TASK BRIEF ->
Which lines of the entries contain the word "Türkiye"? Please list them.

Website and app data records
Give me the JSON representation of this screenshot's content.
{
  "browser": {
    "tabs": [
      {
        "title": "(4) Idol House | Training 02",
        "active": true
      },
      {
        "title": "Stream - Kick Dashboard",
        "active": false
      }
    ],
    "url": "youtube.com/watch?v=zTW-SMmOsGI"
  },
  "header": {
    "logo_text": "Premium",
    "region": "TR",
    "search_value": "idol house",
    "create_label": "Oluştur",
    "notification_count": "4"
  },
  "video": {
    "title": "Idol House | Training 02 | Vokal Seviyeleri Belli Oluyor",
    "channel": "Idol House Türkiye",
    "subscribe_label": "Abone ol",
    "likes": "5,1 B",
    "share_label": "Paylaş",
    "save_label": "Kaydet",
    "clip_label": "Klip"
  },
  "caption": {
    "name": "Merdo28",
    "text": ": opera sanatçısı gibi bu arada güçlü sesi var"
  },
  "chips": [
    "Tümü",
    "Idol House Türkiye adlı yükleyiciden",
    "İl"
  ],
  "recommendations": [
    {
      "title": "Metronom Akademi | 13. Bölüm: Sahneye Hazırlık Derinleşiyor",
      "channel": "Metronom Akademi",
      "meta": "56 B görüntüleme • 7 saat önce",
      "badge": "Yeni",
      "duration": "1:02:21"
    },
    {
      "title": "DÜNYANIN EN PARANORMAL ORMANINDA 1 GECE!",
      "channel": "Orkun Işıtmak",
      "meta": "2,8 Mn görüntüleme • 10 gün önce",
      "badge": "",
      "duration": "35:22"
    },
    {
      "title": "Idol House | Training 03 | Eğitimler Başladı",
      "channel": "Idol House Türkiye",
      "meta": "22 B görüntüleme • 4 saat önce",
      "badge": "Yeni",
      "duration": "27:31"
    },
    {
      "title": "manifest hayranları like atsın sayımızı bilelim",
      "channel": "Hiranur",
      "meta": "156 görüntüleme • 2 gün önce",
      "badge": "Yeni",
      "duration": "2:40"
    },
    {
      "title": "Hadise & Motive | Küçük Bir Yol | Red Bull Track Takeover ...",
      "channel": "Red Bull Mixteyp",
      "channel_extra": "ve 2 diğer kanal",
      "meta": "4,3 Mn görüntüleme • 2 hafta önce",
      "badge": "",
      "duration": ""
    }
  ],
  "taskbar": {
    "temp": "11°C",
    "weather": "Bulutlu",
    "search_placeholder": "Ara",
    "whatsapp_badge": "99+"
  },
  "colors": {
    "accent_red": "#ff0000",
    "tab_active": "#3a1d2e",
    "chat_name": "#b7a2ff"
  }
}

RESPONSE BOX ->
    "channel": "Idol House Türkiye",
    "Idol House Türkiye adlı yükleyiciden",
      "channel": "Idol House Türkiye",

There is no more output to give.